# Directions for this task:
Report only the number of lines in the records that contain the word "Time".

# Items from an interface collection:
===============

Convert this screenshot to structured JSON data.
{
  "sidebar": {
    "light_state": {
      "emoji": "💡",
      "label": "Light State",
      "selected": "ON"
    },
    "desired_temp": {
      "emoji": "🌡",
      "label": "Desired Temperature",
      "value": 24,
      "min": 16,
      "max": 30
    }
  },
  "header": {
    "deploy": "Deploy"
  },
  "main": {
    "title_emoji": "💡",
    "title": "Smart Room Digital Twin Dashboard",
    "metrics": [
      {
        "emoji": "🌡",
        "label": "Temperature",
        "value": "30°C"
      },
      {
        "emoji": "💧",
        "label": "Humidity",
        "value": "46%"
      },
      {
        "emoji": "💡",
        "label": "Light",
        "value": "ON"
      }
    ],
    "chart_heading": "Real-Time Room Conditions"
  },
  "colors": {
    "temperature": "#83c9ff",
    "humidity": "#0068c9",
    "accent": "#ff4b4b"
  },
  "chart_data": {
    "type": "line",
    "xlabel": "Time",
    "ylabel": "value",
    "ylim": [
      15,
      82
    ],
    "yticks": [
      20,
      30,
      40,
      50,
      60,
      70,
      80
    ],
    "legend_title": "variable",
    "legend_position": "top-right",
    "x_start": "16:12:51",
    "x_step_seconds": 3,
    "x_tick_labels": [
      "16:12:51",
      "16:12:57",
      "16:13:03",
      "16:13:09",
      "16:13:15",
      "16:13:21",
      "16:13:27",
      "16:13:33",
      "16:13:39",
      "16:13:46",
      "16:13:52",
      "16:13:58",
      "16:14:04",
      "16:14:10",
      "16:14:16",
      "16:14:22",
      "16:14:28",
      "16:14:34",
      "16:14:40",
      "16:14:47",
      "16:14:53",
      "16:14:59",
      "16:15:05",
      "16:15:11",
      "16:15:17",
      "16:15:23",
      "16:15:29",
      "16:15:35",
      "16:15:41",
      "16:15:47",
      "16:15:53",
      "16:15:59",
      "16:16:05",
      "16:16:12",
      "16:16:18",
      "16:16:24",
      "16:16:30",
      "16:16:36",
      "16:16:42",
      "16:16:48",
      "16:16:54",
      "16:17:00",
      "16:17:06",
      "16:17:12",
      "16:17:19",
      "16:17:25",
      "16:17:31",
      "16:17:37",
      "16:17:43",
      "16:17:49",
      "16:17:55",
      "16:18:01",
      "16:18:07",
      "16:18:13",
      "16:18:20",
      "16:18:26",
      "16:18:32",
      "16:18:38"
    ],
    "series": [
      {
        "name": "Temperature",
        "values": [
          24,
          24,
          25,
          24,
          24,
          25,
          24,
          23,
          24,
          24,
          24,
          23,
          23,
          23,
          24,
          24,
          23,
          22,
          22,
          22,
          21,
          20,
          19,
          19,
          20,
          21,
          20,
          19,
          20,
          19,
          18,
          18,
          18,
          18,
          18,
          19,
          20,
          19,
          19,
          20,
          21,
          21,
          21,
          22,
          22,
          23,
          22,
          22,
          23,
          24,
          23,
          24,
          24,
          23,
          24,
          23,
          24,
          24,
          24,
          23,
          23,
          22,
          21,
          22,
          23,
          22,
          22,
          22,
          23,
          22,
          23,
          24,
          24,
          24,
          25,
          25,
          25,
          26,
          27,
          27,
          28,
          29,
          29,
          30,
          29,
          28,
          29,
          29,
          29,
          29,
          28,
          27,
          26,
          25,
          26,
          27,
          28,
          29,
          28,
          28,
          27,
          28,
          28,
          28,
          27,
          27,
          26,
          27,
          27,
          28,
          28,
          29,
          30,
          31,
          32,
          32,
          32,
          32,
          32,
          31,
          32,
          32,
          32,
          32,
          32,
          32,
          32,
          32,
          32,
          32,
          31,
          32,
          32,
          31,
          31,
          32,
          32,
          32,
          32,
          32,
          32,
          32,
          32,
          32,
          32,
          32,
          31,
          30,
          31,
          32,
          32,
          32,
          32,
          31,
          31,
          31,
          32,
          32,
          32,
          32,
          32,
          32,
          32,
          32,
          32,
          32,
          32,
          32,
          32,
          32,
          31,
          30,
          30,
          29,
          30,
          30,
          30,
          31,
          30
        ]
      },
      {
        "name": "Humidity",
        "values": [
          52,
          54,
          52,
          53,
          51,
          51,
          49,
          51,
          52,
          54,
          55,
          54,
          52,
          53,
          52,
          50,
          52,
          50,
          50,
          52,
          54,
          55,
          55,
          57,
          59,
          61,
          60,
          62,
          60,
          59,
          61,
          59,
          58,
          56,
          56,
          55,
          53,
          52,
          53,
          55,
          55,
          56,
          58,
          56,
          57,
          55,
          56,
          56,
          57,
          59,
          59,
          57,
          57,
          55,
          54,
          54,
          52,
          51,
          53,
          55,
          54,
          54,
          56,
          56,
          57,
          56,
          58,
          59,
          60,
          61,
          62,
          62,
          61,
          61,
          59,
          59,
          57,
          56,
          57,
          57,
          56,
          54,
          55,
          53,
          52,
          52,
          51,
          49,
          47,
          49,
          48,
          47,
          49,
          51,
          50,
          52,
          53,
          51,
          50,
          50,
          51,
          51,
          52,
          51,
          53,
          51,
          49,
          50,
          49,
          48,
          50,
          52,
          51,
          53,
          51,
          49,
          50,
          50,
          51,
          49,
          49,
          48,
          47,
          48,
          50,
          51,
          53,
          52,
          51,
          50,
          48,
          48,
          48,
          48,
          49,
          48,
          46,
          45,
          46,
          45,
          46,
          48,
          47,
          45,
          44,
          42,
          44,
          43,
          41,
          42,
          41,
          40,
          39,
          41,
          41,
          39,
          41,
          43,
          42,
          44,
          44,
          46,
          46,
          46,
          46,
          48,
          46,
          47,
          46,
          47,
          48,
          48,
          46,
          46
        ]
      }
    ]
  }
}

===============

# Task result:
2